Sony Alpha SLT-A77V is a bit lighter as compared to the competitors and still i would say that this is a bit heavy camera particularly when it is equipped along with 16-50mm lens which are quite heavy. Build is heavy, the body can stand weather and dust and there is chassis of magnesium alloy along with competitive cycle rating of 150,000 for shutter.
According to design of Sony, mode dial is located on left shoulder. It comes with standard selection of the automatic, semimanual, and manual modes along with MR or Memory Recall mode which lets the manual adjustment of the shutter and aperture speed; Continuous Advance Priority auto exposure mode, which fixes exposure for 12 fps burst and 3D Sweep Panorama and standard Sweep.
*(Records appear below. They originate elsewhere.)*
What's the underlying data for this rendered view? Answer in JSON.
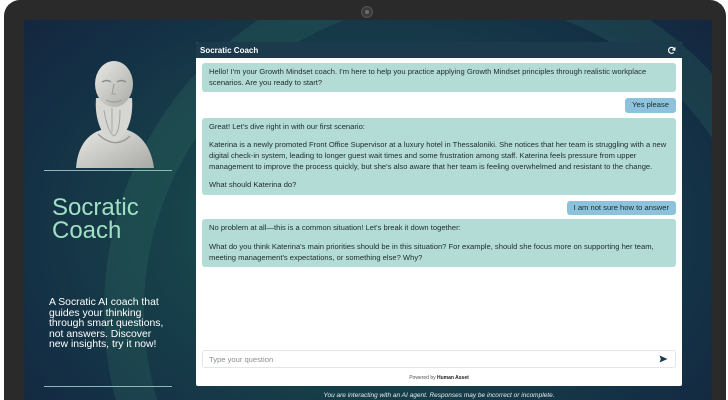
{
  "sidebar": {
    "brand_line1": "Socratic",
    "brand_line2": "Coach",
    "tagline": "A Socratic AI coach that guides your thinking through smart questions, not answers. Discover new insights, try it now!"
  },
  "chat": {
    "title": "Socratic Coach",
    "messages": [
      {
        "role": "bot",
        "paragraphs": [
          "Hello! I'm your Growth Mindset coach. I'm here to help you practice applying Growth Mindset principles through realistic workplace scenarios. Are you ready to start?"
        ]
      },
      {
        "role": "user",
        "text": "Yes please"
      },
      {
        "role": "bot",
        "paragraphs": [
          "Great! Let's dive right in with our first scenario:",
          "Katerina is a newly promoted Front Office Supervisor at a luxury hotel in Thessaloniki. She notices that her team is struggling with a new digital check-in system, leading to longer guest wait times and some frustration among staff. Katerina feels pressure from upper management to improve the process quickly, but she's also aware that her team is feeling overwhelmed and resistant to the change.",
          "What should Katerina do?"
        ]
      },
      {
        "role": "user",
        "text": "I am not sure how to answer"
      },
      {
        "role": "bot",
        "paragraphs": [
          "No problem at all—this is a common situation! Let's break it down together:",
          "What do you think Katerina's main priorities should be in this situation? For example, should she focus more on supporting her team, meeting management's expectations, or something else? Why?"
        ]
      }
    ],
    "input_placeholder": "Type your question",
    "powered_prefix": "Powered by",
    "powered_brand": "Human Asset",
    "disclaimer": "You are interacting with an AI agent. Responses may be incorrect or incomplete."
  },
  "icons": {
    "refresh": "refresh-icon",
    "send": "send-icon",
    "bust": "socrates-bust-image"
  },
  "colors": {
    "header": "#1b3a4c",
    "bot_bubble": "#b4dcd6",
    "user_bubble": "#8cc2dc",
    "brand_text": "#9fe0c2"
  }
}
Top right side has controls of direct access for the ISO sensitivity, white balance, exposure compensation, and the burst modes along with one button that is placed a bit awkwardly and it is used to switch manually between the LCD and EVF. Center has hot shoe and microphone which is really good. Shutter key has soft and not mushy feel and it is easy to use. You will get used to its softness in no time. Most of back controls are reachable through right thumb. Ones which are most important MF/AF override, movie record, AE lock, quick adjustment access of menu (Fn), and navigation joystick are well positioned and you can reach it easily without any contortions. Connectors and ports are flash sync along with wired remote terminals, mic jack, USB, and HDMI.
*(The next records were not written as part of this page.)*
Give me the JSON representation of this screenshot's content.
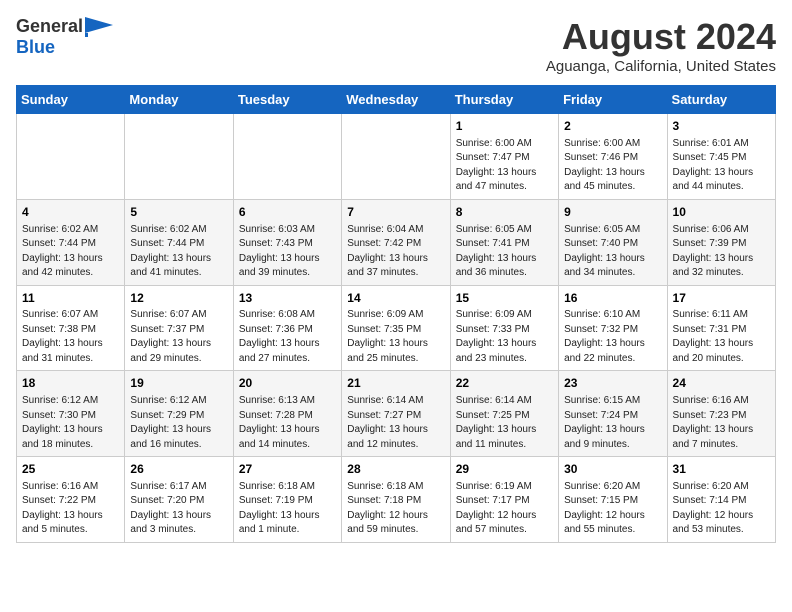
{
  "header": {
    "logo_general": "General",
    "logo_blue": "Blue",
    "month": "August 2024",
    "location": "Aguanga, California, United States"
  },
  "weekdays": [
    "Sunday",
    "Monday",
    "Tuesday",
    "Wednesday",
    "Thursday",
    "Friday",
    "Saturday"
  ],
  "weeks": [
    [
      {
        "day": "",
        "info": ""
      },
      {
        "day": "",
        "info": ""
      },
      {
        "day": "",
        "info": ""
      },
      {
        "day": "",
        "info": ""
      },
      {
        "day": "1",
        "info": "Sunrise: 6:00 AM\nSunset: 7:47 PM\nDaylight: 13 hours\nand 47 minutes."
      },
      {
        "day": "2",
        "info": "Sunrise: 6:00 AM\nSunset: 7:46 PM\nDaylight: 13 hours\nand 45 minutes."
      },
      {
        "day": "3",
        "info": "Sunrise: 6:01 AM\nSunset: 7:45 PM\nDaylight: 13 hours\nand 44 minutes."
      }
    ],
    [
      {
        "day": "4",
        "info": "Sunrise: 6:02 AM\nSunset: 7:44 PM\nDaylight: 13 hours\nand 42 minutes."
      },
      {
        "day": "5",
        "info": "Sunrise: 6:02 AM\nSunset: 7:44 PM\nDaylight: 13 hours\nand 41 minutes."
      },
      {
        "day": "6",
        "info": "Sunrise: 6:03 AM\nSunset: 7:43 PM\nDaylight: 13 hours\nand 39 minutes."
      },
      {
        "day": "7",
        "info": "Sunrise: 6:04 AM\nSunset: 7:42 PM\nDaylight: 13 hours\nand 37 minutes."
      },
      {
        "day": "8",
        "info": "Sunrise: 6:05 AM\nSunset: 7:41 PM\nDaylight: 13 hours\nand 36 minutes."
      },
      {
        "day": "9",
        "info": "Sunrise: 6:05 AM\nSunset: 7:40 PM\nDaylight: 13 hours\nand 34 minutes."
      },
      {
        "day": "10",
        "info": "Sunrise: 6:06 AM\nSunset: 7:39 PM\nDaylight: 13 hours\nand 32 minutes."
      }
    ],
    [
      {
        "day": "11",
        "info": "Sunrise: 6:07 AM\nSunset: 7:38 PM\nDaylight: 13 hours\nand 31 minutes."
      },
      {
        "day": "12",
        "info": "Sunrise: 6:07 AM\nSunset: 7:37 PM\nDaylight: 13 hours\nand 29 minutes."
      },
      {
        "day": "13",
        "info": "Sunrise: 6:08 AM\nSunset: 7:36 PM\nDaylight: 13 hours\nand 27 minutes."
      },
      {
        "day": "14",
        "info": "Sunrise: 6:09 AM\nSunset: 7:35 PM\nDaylight: 13 hours\nand 25 minutes."
      },
      {
        "day": "15",
        "info": "Sunrise: 6:09 AM\nSunset: 7:33 PM\nDaylight: 13 hours\nand 23 minutes."
      },
      {
        "day": "16",
        "info": "Sunrise: 6:10 AM\nSunset: 7:32 PM\nDaylight: 13 hours\nand 22 minutes."
      },
      {
        "day": "17",
        "info": "Sunrise: 6:11 AM\nSunset: 7:31 PM\nDaylight: 13 hours\nand 20 minutes."
      }
    ],
    [
      {
        "day": "18",
        "info": "Sunrise: 6:12 AM\nSunset: 7:30 PM\nDaylight: 13 hours\nand 18 minutes."
      },
      {
        "day": "19",
        "info": "Sunrise: 6:12 AM\nSunset: 7:29 PM\nDaylight: 13 hours\nand 16 minutes."
      },
      {
        "day": "20",
        "info": "Sunrise: 6:13 AM\nSunset: 7:28 PM\nDaylight: 13 hours\nand 14 minutes."
      },
      {
        "day": "21",
        "info": "Sunrise: 6:14 AM\nSunset: 7:27 PM\nDaylight: 13 hours\nand 12 minutes."
      },
      {
        "day": "22",
        "info": "Sunrise: 6:14 AM\nSunset: 7:25 PM\nDaylight: 13 hours\nand 11 minutes."
      },
      {
        "day": "23",
        "info": "Sunrise: 6:15 AM\nSunset: 7:24 PM\nDaylight: 13 hours\nand 9 minutes."
      },
      {
        "day": "24",
        "info": "Sunrise: 6:16 AM\nSunset: 7:23 PM\nDaylight: 13 hours\nand 7 minutes."
      }
    ],
    [
      {
        "day": "25",
        "info": "Sunrise: 6:16 AM\nSunset: 7:22 PM\nDaylight: 13 hours\nand 5 minutes."
      },
      {
        "day": "26",
        "info": "Sunrise: 6:17 AM\nSunset: 7:20 PM\nDaylight: 13 hours\nand 3 minutes."
      },
      {
        "day": "27",
        "info": "Sunrise: 6:18 AM\nSunset: 7:19 PM\nDaylight: 13 hours\nand 1 minute."
      },
      {
        "day": "28",
        "info": "Sunrise: 6:18 AM\nSunset: 7:18 PM\nDaylight: 12 hours\nand 59 minutes."
      },
      {
        "day": "29",
        "info": "Sunrise: 6:19 AM\nSunset: 7:17 PM\nDaylight: 12 hours\nand 57 minutes."
      },
      {
        "day": "30",
        "info": "Sunrise: 6:20 AM\nSunset: 7:15 PM\nDaylight: 12 hours\nand 55 minutes."
      },
      {
        "day": "31",
        "info": "Sunrise: 6:20 AM\nSunset: 7:14 PM\nDaylight: 12 hours\nand 53 minutes."
      }
    ]
  ]
}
Maybe it is because i don’t have a lot of experience in gaming but I found that a lot of the joystick controls of navigation for cameras are quite awkward and using them isn’t too user friendly. I am used to such controls on a lot of cameras but frankly speaking, i don’t really like it. A77V isn’t any exception either. On the other hand, it is still really functional. Preview button is placed below the lens on right which isn’t ergonomic. I pressed it accidentally a lot while holding the cameras. Dial of focus mode gives you continuous, single, manual, and AF automatic options. It is really large and is placed prominently on front left of this camera. Operating it is easy provided you are looking at it.
EVF of the Sony Alpha SLT-A77V is quite big and is magnified as compared to the dSLR rivals. Such electronic level of read out is quite effective. The refresh rate is fast enough and you get continuous comfortable shooting too. For LCD, the manufacturer has made complex mechanism to enable the LCD for tilting and swivelling. It is quite useful but I couldn’t really get it in position at all while testing the camera.
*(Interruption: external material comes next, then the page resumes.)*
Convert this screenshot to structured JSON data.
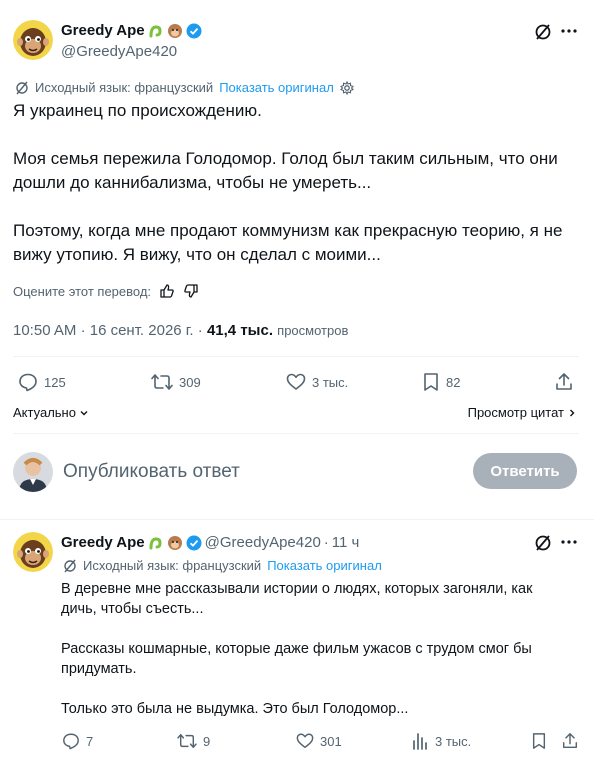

OLED displays are quite good. This technology is used in TVs to give super blacks and the scenes have high contrast than what things are and the colors too are saturated surrealistically. Also, LCD and EVF do not match one another. We are now getting to one point where we will need to put in some color and gamma controls along with some tools of calibration for displays.
In terms of the features, the manufacturer hasn’t really given a lot of goodies – there is GPS to geotag which is the best one according to me and this camera can register max 8 faces in face recognition but the set of capabilities are subtle and excellent. For example, you get to perform the exposure bracketing in either shot by shot or continuous burst with maximum 5 shots bracket. You get -/+ five stops in exposure compensation along with Sony’s 3 shot Auto HDR. In manual focussing, it does supply peaking.
Expect the Sony Alpha SLT-A77V camera price to be around $1,599/-
To conclude, I would say that the Sony Alpha SLT-A77V does come with a few feature lapses and quirks but it is still fluid and fast camera that is fun to shoot and gives some really good quality photos and the video is also better than what the competition offers.